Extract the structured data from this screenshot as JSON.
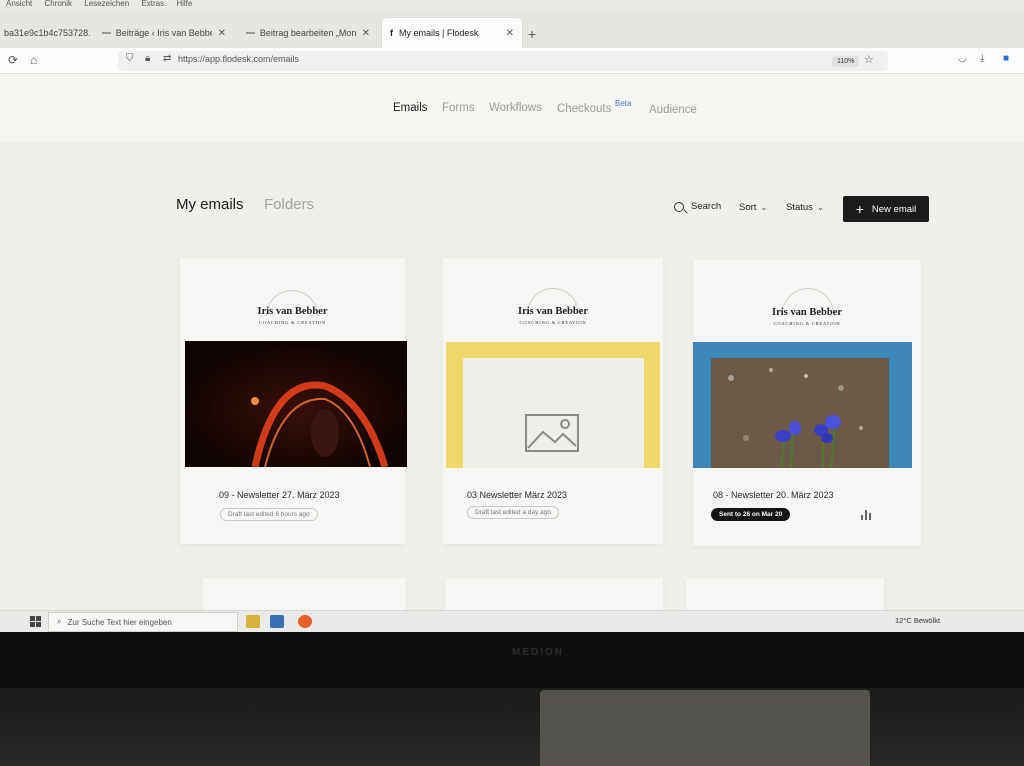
{
  "browser": {
    "menu": [
      "Ansicht",
      "Chronik",
      "Lesezeichen",
      "Extras",
      "Hilfe"
    ],
    "tabs": [
      {
        "label": "ba31e9c1b4c753728…"
      },
      {
        "label": "Beiträge ‹ Iris van Bebber — Wo"
      },
      {
        "label": "Beitrag bearbeiten „Monatsrück"
      },
      {
        "label": "My emails | Flodesk"
      }
    ],
    "new_tab": "+",
    "url": "https://app.flodesk.com/emails",
    "zoom": "110%"
  },
  "app": {
    "nav": [
      "Emails",
      "Forms",
      "Workflows",
      "Checkouts",
      "Audience"
    ],
    "beta_label": "Beta",
    "title": "My emails",
    "folders_tab": "Folders",
    "toolbar": {
      "search": "Search",
      "sort": "Sort",
      "status": "Status",
      "new_email": "New email"
    }
  },
  "emails": [
    {
      "brand": "Iris van Bebber",
      "brand_sub": "COACHING & CREATION",
      "title": "09 - Newsletter 27. März 2023",
      "status": "Draft last edited 6 hours ago",
      "frame_color": "#1a0b08"
    },
    {
      "brand": "Iris van Bebber",
      "brand_sub": "COACHING & CREATION",
      "title": "03 Newsletter März 2023",
      "status": "Draft last edited a day ago",
      "frame_color": "#f1d86a"
    },
    {
      "brand": "Iris van Bebber",
      "brand_sub": "COACHING & CREATION",
      "title": "08 - Newsletter 20. März 2023",
      "status": "Sent to 26 on Mar 20",
      "frame_color": "#3c86b8"
    }
  ],
  "taskbar": {
    "search_placeholder": "Zur Suche Text hier eingeben",
    "weather": "12°C  Bewölkt"
  },
  "monitor_brand": "MEDION"
}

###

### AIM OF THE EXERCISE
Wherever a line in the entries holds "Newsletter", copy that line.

### REPLY
      "title": "09 - Newsletter 27. März 2023",
      "title": "03 Newsletter März 2023",
      "title": "08 - Newsletter 20. März 2023",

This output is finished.